The session explores the way in which cultural territorial narratives are being shaped and produced in online contexts. This contemporary practice of cultural narratives poses new challenges to their understanding, once these constructions are more informal and shared than ever.
Social actors are now constantly interconnected. Due to the advent of Web 2.0 and the evolution of social media, people are more eager to express and share their opinions on the web. Among its potentialities, online platforms are relevant spaces where informal and shared cultural narratives are being (re)produced and negotiated by users from different contexts. These changes engender renewed territorial relations. The panel aims to explore and track how social media users give course to specific cultural narrative productions. It also aims to understand to what extent can these virtual spaces impact on real vs. symbolic narrative practices. The session welcomes proposals from different disciplines focused on the study of cultural narratives in online media spaces. Papers should address the following questions: o How are cultural narratives being shaped by informal and shared narratives produced on the web and media spaces? o What changes are being produced in the digital era and how can research track them? o To what extent can online cultural narratives influence people's experience and perceptions of territory? o How is it possible to adapt conventional research approaches in cultural studies to the web context?

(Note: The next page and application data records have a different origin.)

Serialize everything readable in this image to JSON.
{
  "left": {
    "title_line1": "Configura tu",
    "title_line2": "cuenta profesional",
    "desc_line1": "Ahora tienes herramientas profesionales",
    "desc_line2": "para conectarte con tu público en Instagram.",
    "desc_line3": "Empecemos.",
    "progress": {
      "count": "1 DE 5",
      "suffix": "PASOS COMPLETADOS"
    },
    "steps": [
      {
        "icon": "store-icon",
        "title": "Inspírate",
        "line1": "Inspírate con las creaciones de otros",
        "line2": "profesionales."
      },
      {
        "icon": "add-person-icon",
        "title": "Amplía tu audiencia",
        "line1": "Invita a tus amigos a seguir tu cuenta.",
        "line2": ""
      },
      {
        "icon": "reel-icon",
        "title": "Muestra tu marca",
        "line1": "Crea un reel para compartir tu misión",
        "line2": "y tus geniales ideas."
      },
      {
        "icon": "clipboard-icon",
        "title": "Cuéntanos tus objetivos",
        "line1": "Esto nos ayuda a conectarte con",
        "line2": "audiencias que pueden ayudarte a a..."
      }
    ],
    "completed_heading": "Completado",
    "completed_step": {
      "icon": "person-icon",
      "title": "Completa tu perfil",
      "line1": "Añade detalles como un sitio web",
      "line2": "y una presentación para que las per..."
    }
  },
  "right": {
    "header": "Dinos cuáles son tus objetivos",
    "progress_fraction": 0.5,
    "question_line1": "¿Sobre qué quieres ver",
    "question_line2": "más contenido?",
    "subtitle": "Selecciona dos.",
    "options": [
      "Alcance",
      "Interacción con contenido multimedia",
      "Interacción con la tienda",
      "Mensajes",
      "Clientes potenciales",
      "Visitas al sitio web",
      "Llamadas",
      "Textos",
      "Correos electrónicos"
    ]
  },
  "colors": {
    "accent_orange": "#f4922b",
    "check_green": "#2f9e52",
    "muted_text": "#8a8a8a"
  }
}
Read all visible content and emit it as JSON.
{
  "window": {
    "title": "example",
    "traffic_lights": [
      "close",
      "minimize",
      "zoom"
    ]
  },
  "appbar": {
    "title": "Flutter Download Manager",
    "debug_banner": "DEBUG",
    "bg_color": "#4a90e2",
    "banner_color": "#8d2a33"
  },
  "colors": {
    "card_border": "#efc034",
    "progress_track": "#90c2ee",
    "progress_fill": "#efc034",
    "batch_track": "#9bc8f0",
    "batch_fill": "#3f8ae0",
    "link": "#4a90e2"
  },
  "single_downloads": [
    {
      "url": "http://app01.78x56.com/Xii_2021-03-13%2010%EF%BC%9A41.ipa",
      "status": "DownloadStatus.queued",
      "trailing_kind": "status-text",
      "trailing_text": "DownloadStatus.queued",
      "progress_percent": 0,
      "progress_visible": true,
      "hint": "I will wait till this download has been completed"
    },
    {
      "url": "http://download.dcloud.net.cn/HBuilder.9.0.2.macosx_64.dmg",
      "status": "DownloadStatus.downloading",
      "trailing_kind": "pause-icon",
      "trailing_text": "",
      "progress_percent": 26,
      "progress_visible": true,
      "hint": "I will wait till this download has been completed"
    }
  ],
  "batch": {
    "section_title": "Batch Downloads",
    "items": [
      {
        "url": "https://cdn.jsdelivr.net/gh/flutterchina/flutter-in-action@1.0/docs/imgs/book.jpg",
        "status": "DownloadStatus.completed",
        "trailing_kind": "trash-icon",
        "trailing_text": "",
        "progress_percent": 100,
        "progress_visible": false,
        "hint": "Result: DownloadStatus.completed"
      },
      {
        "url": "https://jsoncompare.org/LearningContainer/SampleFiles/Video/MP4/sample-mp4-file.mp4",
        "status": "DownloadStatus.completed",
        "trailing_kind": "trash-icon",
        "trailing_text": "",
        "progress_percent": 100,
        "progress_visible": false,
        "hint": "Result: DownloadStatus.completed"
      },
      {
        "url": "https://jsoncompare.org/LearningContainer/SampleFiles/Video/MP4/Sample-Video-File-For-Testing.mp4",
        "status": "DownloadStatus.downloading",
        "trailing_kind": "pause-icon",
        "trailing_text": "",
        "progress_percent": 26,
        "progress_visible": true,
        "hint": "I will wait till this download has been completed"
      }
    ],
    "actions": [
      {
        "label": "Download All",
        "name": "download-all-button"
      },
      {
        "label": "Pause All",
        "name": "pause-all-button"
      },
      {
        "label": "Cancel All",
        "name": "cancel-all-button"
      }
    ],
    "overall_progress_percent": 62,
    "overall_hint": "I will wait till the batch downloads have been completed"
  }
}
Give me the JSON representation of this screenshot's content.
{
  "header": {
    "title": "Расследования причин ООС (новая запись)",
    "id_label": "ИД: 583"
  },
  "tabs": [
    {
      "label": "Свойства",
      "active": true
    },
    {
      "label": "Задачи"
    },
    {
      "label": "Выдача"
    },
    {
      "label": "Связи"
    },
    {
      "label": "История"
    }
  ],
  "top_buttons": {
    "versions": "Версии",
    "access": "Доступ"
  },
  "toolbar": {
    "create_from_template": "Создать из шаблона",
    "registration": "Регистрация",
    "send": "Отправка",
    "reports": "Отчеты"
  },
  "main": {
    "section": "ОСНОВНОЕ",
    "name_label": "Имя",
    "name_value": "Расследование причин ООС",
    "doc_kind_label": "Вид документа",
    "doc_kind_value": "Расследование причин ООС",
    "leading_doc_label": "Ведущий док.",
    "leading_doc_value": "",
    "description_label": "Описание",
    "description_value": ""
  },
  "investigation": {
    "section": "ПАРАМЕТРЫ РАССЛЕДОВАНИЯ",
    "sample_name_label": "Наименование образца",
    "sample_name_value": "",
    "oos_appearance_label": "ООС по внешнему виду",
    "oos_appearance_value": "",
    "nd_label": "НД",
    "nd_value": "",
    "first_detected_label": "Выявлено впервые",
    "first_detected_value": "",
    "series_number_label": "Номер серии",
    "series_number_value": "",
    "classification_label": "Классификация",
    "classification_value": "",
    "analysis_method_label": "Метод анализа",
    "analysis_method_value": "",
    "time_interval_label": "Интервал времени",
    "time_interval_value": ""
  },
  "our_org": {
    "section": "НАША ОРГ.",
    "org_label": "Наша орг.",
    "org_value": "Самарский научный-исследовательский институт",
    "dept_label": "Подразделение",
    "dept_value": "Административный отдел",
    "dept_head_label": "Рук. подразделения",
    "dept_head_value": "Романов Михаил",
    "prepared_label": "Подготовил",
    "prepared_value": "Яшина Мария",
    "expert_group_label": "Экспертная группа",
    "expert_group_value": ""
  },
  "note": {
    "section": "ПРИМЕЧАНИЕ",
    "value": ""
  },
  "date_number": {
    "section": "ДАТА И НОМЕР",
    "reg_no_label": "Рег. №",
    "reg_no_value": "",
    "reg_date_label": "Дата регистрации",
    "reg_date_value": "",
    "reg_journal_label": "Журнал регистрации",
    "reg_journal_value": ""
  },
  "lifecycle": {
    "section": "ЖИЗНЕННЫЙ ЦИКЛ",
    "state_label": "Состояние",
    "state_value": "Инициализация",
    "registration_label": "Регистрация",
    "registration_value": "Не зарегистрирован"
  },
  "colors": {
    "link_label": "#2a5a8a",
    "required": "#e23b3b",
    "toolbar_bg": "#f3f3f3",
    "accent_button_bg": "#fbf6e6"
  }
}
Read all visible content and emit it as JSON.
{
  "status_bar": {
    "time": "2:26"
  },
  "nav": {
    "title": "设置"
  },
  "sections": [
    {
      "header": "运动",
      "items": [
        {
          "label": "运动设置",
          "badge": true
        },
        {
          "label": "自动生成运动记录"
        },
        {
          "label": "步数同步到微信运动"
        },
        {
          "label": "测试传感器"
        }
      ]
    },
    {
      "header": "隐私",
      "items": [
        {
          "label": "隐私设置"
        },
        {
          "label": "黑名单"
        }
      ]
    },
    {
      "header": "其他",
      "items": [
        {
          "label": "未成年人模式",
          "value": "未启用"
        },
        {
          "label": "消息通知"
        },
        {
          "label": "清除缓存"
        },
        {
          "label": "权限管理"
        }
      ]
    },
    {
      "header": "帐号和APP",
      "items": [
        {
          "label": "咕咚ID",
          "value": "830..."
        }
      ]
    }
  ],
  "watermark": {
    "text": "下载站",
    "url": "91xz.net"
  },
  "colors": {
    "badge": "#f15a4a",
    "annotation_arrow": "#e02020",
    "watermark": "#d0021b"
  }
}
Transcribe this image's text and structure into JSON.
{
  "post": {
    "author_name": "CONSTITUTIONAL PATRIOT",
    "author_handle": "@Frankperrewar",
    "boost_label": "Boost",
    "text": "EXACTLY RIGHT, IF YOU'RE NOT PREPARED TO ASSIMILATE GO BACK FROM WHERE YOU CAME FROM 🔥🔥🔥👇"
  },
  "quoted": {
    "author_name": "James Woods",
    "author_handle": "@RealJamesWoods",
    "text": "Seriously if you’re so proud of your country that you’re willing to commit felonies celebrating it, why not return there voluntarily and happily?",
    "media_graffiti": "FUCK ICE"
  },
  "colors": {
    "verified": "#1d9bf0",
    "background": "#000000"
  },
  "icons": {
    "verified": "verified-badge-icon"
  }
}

The panel is particularly interested in drawing together innovative methods and tools used to analyze these changes, including methodological frameworks like (but not limited to): Netnography, Critical Discourse Analysis (CDA), Sentiment Analysis, Opinion Mining, User-Generated Content (UGC) or Volunteered Geographic Information (VGI).